For decades, religious and ultra-Orthodox members of Knesset, backed and encouraged by their rabbis, have worked to inject the secular state with as much Judaism as possible. Over the course of 70 years, the results of this ongoing effort have been minimal, but the price paid by Judaism has been great.
On the practical side, religious conversion hasn’t ‘delivered the goods’ so far. Although it has been officially declared a national mission, less than 10 percent of non-Jewish immigrants and their offspring have completed the process. As a result, one in 20 non-Arab Israelis isn’t recognized as a Jew, despite having made aliyah under the Law of Return.
Prime Minister Benjamin Netanyahu must charge forward and turn his words into action. Only then will he be able to guarantee his vision of Israel as “a source of unity for our people.” (This article was first published by JNS.org.)
In this op-ed from Haaretz, IDI Research Fellow Yair Sheleg decries the ultra-Orthodox refusal to alter standards for conversion to Judaism in recognition of the fact that for many Israelis, Jewish identity is not only an expression of religious observance but also of identification with Zionism and Jewish culture. He warns that the ultra-Orthodox approach is causing serious injustice to thousands of people who wish to live as Jews and raise Jewish children in Israel.
It is time for all of us to rethink the desired character of the Israeli Shabbat. This article was originally published by Times of Israel.
While Europeans are trying to maintain their sense of ownership over the public sphere, restrictions on religious expression in the public domain strike at Muslims’ most basic of rights: to continue living their lives as guided by the dictates of their own conscience. Will there be a religious-based civil war? This article was first published by the Independent Journal Review.
The four new Judicial Appointments Committee selections to the Supreme Court last month have led to the usual partisan responses, breaking down along the lines of “winners” and “losers.” Despondent claims of an “anti-constitutional revolution” are being made simultaneously with celebratory assertions of “making history.” The facts, however, are quite different.
The relationship between religion and state in Israel is stormy. Lately, it seems the ultra-Orthodox have launched a new offensive on several fronts. This op-ed was originally published by JNS.org.
What does Shabbat and its observance look like in the State of Israel? Can every individual enjoy this day of rest in the way he/she chooses? Are there actually individuals who are forced to give up Shabbat as a result of a lack of choice or economic coercion? IDI scholar Dr. Shuki Friedman explains in this article which originally appeared on eJewish Philanthropy.
Are the ostensibly anti-Arab bills under consideration by the Knesset, the “Rabbis’ Letter” that forbids the sale of real estate to non-Jews, and the findings of the 2010 Israeli Democracy Index clear-cut indicators that racism is on the rise in Israel today? Or are more complex factors at play? IDI Research Fellow Yair Sheleg shares his views on this matter.

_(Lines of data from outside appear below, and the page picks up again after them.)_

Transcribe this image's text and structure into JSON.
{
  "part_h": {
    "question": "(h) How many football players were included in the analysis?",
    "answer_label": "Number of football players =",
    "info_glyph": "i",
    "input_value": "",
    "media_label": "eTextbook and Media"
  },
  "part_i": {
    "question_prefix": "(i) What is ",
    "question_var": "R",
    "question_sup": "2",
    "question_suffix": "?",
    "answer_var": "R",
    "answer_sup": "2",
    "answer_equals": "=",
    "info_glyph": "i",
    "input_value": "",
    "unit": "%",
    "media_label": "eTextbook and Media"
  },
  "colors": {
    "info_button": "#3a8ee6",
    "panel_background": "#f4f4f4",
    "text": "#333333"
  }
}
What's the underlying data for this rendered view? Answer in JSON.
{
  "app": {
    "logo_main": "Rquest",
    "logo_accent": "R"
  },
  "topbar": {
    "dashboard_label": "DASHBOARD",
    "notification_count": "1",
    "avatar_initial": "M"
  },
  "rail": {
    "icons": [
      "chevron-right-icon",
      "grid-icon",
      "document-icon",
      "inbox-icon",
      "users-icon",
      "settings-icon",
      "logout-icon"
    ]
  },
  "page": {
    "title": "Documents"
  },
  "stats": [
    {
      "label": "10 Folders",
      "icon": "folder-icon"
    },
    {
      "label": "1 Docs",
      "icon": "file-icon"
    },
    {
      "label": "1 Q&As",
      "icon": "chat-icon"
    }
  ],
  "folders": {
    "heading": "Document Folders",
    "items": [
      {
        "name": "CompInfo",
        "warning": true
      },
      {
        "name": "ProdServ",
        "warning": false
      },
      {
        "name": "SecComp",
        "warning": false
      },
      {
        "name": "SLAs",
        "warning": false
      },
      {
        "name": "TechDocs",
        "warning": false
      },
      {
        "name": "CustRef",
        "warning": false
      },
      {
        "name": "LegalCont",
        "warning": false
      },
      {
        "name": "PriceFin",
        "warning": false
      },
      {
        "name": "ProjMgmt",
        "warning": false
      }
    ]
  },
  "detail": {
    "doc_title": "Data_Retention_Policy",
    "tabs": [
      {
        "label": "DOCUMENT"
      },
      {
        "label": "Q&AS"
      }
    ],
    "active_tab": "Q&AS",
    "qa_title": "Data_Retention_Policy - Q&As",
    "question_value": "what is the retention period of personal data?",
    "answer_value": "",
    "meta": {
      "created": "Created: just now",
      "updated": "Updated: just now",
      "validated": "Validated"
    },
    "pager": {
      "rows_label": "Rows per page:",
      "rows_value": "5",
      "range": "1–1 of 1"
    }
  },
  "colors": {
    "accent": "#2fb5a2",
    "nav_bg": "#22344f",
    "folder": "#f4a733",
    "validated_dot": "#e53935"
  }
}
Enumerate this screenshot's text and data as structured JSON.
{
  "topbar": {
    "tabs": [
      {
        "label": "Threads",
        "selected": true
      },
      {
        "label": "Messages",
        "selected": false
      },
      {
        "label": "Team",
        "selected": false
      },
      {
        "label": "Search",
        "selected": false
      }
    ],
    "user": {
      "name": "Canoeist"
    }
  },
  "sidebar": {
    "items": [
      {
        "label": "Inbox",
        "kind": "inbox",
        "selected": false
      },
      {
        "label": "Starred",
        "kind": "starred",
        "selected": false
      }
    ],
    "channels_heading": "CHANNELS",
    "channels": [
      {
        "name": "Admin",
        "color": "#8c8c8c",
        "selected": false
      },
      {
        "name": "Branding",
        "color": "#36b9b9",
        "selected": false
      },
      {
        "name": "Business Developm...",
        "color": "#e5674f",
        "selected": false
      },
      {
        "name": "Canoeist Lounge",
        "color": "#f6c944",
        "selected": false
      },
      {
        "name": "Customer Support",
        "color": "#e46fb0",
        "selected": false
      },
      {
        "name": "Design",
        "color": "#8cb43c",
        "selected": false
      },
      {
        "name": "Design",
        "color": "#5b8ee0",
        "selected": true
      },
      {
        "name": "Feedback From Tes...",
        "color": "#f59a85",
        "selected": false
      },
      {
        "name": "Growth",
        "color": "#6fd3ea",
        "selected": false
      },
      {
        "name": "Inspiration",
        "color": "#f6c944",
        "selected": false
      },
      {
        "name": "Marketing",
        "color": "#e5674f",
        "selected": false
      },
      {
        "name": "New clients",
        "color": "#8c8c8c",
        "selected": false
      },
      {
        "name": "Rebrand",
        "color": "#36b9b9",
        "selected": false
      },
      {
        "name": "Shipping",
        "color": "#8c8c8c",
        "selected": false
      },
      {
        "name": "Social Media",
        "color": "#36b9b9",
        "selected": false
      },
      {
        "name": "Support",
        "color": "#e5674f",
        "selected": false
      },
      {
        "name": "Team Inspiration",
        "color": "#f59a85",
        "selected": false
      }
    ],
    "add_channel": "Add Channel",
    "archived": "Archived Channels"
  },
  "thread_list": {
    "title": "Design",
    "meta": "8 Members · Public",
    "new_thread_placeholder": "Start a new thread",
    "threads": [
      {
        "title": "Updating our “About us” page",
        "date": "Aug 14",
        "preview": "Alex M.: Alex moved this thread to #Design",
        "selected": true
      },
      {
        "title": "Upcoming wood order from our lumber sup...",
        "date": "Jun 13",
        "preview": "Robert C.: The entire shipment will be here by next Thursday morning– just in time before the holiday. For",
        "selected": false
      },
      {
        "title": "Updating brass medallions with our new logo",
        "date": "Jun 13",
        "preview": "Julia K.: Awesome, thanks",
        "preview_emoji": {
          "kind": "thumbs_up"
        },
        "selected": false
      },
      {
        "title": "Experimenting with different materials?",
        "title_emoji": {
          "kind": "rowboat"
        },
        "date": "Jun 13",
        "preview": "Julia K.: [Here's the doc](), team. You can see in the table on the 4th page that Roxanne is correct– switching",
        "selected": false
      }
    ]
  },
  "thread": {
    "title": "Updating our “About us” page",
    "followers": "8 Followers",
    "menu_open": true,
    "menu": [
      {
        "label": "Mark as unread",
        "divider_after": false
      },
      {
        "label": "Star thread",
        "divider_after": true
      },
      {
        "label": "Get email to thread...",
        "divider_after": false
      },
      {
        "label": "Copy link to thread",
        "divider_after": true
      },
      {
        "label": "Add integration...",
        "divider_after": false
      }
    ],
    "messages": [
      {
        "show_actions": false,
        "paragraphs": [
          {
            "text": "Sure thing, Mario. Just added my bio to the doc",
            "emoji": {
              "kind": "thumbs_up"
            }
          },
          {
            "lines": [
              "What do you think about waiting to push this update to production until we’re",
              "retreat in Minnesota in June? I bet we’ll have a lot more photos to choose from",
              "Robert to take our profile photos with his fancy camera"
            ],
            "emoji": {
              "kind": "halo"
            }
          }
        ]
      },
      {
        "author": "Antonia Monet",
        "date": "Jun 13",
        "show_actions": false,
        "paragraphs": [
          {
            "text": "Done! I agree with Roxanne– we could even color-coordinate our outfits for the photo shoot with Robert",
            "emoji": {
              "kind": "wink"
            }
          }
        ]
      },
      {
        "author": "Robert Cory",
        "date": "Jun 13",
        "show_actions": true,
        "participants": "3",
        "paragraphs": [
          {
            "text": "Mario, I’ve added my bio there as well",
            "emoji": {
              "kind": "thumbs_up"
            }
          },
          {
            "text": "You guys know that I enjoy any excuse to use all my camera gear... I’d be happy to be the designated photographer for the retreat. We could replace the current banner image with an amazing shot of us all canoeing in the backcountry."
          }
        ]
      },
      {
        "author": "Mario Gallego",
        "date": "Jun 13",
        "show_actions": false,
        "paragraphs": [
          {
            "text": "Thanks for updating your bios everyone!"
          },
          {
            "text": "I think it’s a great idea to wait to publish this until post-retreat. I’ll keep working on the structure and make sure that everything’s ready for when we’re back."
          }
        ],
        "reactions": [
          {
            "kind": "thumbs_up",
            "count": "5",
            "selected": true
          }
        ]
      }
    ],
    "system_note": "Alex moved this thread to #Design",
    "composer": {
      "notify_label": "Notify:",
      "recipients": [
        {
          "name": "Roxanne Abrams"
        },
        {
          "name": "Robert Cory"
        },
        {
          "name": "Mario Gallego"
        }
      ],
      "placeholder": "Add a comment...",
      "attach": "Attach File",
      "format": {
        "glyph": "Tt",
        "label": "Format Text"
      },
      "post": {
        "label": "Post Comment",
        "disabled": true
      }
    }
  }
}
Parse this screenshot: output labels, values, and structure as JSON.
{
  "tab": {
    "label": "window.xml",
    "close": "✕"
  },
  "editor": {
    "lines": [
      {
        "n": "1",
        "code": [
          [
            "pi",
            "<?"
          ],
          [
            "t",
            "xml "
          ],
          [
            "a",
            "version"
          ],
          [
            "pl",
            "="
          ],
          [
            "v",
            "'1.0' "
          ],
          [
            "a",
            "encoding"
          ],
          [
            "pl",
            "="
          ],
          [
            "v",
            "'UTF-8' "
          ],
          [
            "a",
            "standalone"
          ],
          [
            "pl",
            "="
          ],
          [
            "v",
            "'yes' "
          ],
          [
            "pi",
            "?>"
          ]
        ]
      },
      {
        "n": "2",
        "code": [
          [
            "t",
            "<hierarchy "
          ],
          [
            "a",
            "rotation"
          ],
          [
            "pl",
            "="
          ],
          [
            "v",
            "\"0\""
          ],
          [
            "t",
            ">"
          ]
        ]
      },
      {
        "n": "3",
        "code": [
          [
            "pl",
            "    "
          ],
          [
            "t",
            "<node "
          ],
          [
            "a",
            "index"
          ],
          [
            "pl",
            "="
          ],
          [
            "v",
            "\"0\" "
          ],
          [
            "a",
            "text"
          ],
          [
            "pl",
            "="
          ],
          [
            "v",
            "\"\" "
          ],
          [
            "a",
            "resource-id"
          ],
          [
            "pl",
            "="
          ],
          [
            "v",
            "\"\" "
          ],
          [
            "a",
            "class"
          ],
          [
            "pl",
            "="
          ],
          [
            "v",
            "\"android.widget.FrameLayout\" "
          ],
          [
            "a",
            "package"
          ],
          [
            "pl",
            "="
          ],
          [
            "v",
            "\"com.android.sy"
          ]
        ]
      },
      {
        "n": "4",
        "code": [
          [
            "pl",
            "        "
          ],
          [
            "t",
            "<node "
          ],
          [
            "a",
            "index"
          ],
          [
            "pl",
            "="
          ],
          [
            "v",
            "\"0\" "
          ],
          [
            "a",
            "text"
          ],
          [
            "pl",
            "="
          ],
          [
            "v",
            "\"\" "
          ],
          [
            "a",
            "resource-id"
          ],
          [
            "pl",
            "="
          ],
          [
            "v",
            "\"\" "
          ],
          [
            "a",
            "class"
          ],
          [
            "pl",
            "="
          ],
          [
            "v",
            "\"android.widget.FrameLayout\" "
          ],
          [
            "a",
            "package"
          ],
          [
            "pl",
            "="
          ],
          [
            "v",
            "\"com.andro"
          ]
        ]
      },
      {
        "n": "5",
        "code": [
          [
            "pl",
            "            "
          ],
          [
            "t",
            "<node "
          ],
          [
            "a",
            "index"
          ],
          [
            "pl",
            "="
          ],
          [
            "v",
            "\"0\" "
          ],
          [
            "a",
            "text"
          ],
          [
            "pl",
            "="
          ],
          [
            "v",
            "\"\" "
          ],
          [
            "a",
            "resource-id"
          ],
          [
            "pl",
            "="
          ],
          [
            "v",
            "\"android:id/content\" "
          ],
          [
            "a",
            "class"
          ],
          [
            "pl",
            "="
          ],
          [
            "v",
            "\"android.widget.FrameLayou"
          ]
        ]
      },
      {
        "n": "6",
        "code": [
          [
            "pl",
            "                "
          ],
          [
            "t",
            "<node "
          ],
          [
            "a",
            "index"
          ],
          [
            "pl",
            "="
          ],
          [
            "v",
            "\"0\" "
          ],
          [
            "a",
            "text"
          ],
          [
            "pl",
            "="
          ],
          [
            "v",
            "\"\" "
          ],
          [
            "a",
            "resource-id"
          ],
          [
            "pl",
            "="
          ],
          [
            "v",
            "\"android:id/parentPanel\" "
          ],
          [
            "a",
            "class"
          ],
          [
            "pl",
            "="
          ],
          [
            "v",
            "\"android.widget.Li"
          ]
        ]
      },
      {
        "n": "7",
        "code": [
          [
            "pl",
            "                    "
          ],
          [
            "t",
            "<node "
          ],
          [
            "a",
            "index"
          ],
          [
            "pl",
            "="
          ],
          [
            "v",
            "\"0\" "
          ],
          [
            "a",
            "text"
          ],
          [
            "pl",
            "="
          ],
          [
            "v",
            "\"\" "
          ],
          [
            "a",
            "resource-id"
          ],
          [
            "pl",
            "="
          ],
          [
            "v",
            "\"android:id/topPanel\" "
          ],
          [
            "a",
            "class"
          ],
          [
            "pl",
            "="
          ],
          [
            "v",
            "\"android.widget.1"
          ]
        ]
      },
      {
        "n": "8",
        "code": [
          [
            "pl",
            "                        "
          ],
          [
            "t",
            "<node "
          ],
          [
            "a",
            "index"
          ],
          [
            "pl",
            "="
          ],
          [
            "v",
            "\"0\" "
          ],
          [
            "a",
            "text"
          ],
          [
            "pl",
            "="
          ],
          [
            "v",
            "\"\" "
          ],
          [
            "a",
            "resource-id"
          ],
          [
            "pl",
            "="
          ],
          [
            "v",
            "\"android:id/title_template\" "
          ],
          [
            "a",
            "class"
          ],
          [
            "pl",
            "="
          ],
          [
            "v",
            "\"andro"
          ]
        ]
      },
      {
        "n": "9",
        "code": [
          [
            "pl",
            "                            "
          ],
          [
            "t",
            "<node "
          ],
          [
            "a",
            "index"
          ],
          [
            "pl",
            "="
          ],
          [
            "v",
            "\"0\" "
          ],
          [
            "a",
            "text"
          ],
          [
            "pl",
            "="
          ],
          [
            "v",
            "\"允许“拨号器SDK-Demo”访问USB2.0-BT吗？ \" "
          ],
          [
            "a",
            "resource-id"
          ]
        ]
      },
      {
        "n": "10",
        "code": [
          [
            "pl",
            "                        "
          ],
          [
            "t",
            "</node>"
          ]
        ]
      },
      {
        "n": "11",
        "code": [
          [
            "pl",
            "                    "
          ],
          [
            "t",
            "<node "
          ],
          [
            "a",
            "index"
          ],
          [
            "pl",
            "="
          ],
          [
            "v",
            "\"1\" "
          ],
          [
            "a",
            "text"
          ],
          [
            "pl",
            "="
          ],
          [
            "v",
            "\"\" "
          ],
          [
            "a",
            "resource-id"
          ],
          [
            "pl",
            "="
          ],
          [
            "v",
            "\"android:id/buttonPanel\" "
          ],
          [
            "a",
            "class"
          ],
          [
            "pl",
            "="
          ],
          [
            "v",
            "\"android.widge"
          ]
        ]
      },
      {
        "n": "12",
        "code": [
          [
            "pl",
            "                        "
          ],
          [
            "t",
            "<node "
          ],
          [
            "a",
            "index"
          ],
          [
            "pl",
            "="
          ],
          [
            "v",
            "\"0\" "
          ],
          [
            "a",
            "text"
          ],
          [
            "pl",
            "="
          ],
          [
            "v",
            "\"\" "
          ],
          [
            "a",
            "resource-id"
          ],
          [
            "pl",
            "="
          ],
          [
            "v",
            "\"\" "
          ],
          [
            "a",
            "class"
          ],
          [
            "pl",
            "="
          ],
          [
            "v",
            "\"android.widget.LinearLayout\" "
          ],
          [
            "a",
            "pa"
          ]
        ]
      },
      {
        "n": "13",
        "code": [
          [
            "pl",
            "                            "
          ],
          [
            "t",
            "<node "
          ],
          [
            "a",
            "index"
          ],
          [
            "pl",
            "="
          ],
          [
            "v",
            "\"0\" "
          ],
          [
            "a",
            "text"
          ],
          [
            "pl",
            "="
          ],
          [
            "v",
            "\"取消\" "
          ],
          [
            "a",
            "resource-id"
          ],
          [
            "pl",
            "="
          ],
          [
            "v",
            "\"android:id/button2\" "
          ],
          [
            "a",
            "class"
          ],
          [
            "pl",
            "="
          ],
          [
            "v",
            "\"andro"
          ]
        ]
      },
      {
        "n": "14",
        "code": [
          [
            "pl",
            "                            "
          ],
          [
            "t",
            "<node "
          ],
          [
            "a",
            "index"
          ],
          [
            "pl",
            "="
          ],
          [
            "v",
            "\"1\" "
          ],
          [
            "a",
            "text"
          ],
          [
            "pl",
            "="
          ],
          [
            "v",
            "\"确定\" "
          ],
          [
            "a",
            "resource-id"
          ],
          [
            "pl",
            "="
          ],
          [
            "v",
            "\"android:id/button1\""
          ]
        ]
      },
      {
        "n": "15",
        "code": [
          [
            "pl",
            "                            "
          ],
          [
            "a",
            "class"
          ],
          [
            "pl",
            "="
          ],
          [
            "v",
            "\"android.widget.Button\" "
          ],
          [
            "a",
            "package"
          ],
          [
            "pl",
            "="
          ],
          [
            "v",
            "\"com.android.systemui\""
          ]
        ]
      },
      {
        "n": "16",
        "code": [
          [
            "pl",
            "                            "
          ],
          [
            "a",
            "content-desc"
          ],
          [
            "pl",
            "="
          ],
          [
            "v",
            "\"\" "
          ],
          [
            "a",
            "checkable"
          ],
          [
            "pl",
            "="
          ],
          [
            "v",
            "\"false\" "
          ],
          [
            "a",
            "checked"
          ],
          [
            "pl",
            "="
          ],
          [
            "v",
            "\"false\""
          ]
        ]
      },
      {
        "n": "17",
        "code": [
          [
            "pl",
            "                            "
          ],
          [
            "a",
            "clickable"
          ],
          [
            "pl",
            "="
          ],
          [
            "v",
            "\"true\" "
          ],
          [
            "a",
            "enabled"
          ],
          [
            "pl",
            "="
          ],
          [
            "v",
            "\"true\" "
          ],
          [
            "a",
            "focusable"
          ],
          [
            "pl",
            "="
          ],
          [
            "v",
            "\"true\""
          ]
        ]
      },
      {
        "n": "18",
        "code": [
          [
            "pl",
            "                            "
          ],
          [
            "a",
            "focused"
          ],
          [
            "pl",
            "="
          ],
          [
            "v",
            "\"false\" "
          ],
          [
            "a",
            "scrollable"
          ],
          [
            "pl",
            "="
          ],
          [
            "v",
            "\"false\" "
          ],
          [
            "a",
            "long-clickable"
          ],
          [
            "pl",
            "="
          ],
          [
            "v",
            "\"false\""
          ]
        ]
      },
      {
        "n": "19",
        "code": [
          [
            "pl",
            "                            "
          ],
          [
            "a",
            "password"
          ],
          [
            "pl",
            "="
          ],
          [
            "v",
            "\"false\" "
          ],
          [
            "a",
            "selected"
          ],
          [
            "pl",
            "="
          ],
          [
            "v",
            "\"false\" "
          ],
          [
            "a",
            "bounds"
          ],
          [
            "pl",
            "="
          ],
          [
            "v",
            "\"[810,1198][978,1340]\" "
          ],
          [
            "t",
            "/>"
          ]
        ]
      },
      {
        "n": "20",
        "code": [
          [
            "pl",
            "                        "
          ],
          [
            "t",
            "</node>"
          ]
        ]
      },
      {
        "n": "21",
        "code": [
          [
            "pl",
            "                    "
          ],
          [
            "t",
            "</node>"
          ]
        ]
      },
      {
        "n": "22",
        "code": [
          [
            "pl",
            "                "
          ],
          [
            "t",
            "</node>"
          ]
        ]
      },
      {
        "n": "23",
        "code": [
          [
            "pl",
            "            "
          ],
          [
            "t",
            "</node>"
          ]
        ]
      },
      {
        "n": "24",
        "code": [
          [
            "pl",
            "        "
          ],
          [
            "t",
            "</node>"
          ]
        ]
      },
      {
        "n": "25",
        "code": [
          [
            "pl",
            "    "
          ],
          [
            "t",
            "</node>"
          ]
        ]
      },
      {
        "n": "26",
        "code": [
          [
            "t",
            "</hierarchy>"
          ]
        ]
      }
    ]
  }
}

Recently, the findings of the third Guttman-AVI CHAI report—A Portrait of Israeli Jews: Beliefs, Observance, and Values of Israeli Jews—were presented to the public. The findings have drawn much media coverage because they revealed that an overwhelming majority of Israeli Jews believe in God. In an op-ed from <em>Haaretz</em>, IDI Senior researcher Yair Sheleg responds to columnists who were alarmed by the findings regarding belief in God, and argues that what is really of concern is the inverse relationship between this belief and belief in democratic values.
The upcoming High Holidays are an opportunity to expand our perception beyond our selves and communities. This article was first published by the New York Jewish Week.